All that to say that I too have been vexed by the political in my writing of late and am not sure what to do with that.
Kenken_schneyer on May 3rd, 2009 06:24 pm (UTC)
Thanks, Aleta. If your characters have strong political disagreements, then I think you just let them at it. Have you ever read Kim Stanley Robinson's Mars Trilogy? Talk about characters engaging in protracted political debate!
Michael Merriam: Typemmerriam on May 3rd, 2009 05:33 pm (UTC)
Honestly, I think you can't worry about. I think you have to go on and write the story you have, write it to the best of your ability, and let the chips fall.

Once you start worrying about what an editor might think, once you start worrying about "Is this story sellable?" that's when you start to freeze up and second guess yourself as a writer.

Write the story. If it's a good story, well-written, it will find a market.
Kenken_schneyer on May 3rd, 2009 06:27 pm (UTC)
Ah, but it's not the editor per se I'm concerned about, but rather the editor as stand-in for the reader. One writes to communicate, after all; if the reader doesn't get it, then one might a well be writing in one's diary. So the concern is that one aspect of the story might so overwhelm the reader that the rest of the story doesn't come through. Overt sexual scenes can do that, as can intense religious scenes or graphic violence. My worry is that the political content of the story will always be overwhelming.
Michael Merriammmerriam on May 3rd, 2009 06:39 pm (UTC)
I don't think you can avoid triggering some readers if you write politics, sex, or religion. I still think you have to just write the story and take your chances with the reader. If you can see a way to dilute the political part down without compromising the story, then do so, but if not, you have to tell a story that's true to itself.

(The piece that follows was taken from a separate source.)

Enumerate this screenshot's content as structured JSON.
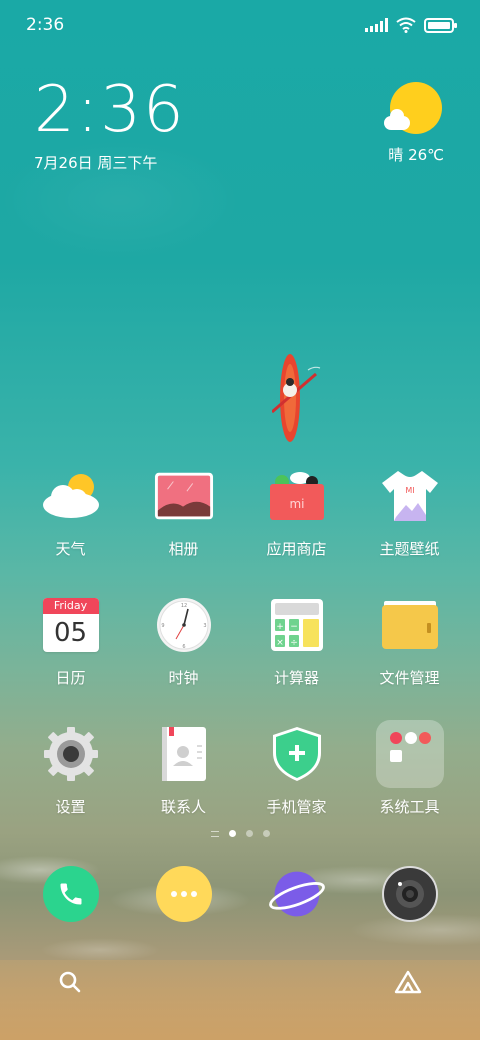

I take the approach of, as long as one reader somewhere gets something out of it, that's good enough.

Edited at 2009-05-03 06:40 pm (UTC)
quasi randomkaolinfire on May 4th, 2009 02:02 am (UTC)
I agree here. And if you're not connecting with _any_ readers on the level you want, then maybe it's something to re-visit a few years down the line.
ndanukiwi: lost marblesndanukiwi on May 5th, 2009 08:20 pm (UTC)
Not a fiction writer here, but it occurs to me that SF does offer you the option of making up Groups A and B. That doesn't address your overall concern about being pigeon-holed as "too political" for incorporating genocide at all, but it would at least de-politicize it a bit by not directly tying it to any real group and/or genocide. Just a thought.
Kenken_schneyer on May 8th, 2009 02:06 am (UTC)
Interesting. I'd considered that option, but either they'd have to be on some other planet, or else I'd have to put them so far in the future (or in an alternate history) that unrecognizeable names of groups would be believable. I think I'm going to go to some location that Genocide Watch says is on the "serious" list, but not the "critical" list, so that the reader can imagine that things have got worse during the intervening years...